Would you write out all the records again, exactly?

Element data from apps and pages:

=== Begin Enclosure ===

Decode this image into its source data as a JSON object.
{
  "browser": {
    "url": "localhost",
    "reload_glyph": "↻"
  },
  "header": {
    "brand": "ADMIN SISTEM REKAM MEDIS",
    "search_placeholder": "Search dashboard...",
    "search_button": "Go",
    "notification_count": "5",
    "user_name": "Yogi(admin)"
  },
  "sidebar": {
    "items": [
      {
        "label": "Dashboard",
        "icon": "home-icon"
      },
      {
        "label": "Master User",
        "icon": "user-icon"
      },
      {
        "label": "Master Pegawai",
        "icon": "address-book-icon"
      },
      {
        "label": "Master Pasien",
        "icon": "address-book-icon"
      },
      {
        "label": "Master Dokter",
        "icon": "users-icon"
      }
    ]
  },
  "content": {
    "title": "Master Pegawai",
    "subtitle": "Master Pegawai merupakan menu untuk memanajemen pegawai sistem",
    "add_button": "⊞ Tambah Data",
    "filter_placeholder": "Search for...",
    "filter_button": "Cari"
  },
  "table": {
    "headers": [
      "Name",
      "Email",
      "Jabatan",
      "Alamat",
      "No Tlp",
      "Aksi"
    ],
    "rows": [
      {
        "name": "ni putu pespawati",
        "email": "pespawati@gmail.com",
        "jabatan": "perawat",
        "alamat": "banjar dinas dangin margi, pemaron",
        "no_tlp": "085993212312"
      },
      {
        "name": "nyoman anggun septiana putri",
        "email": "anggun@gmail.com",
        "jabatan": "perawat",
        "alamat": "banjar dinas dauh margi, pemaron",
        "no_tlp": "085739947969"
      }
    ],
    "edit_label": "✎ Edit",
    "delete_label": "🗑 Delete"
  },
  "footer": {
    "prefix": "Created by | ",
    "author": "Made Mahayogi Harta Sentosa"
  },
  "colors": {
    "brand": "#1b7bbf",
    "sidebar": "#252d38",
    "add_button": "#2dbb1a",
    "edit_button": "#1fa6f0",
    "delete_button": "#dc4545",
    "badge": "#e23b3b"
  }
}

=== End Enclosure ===

» **The completed task**
Decode this image into its source data as a JSON object.
{
  "browser": {
    "url": "localhost",
    "reload_glyph": "↻"
  },
  "header": {
    "brand": "ADMIN SISTEM REKAM MEDIS",
    "search_placeholder": "Search dashboard...",
    "search_button": "Go",
    "notification_count": "5",
    "user_name": "Yogi(admin)"
  },
  "sidebar": {
    "items": [
      {
        "label": "Dashboard",
        "icon": "home-icon"
      },
      {
        "label": "Master User",
        "icon": "user-icon"
      },
      {
        "label": "Master Pegawai",
        "icon": "address-book-icon"
      },
      {
        "label": "Master Pasien",
        "icon": "address-book-icon"
      },
      {
        "label": "Master Dokter",
        "icon": "users-icon"
      }
    ]
  },
  "content": {
    "title": "Master Pegawai",
    "subtitle": "Master Pegawai merupakan menu untuk memanajemen pegawai sistem",
    "add_button": "⊞ Tambah Data",
    "filter_placeholder": "Search for...",
    "filter_button": "Cari"
  },
  "table": {
    "headers": [
      "Name",
      "Email",
      "Jabatan",
      "Alamat",
      "No Tlp",
      "Aksi"
    ],
    "rows": [
      {
        "name": "ni putu pespawati",
        "email": "pespawati@gmail.com",
        "jabatan": "perawat",
        "alamat": "banjar dinas dangin margi, pemaron",
        "no_tlp": "085993212312"
      },
      {
        "name": "nyoman anggun septiana putri",
        "email": "anggun@gmail.com",
        "jabatan": "perawat",
        "alamat": "banjar dinas dauh margi, pemaron",
        "no_tlp": "085739947969"
      }
    ],
    "edit_label": "✎ Edit",
    "delete_label": "🗑 Delete"
  },
  "footer": {
    "prefix": "Created by | ",
    "author": "Made Mahayogi Harta Sentosa"
  },
  "colors": {
    "brand": "#1b7bbf",
    "sidebar": "#252d38",
    "add_button": "#2dbb1a",
    "edit_button": "#1fa6f0",
    "delete_button": "#dc4545",
    "badge": "#e23b3b"
  }
}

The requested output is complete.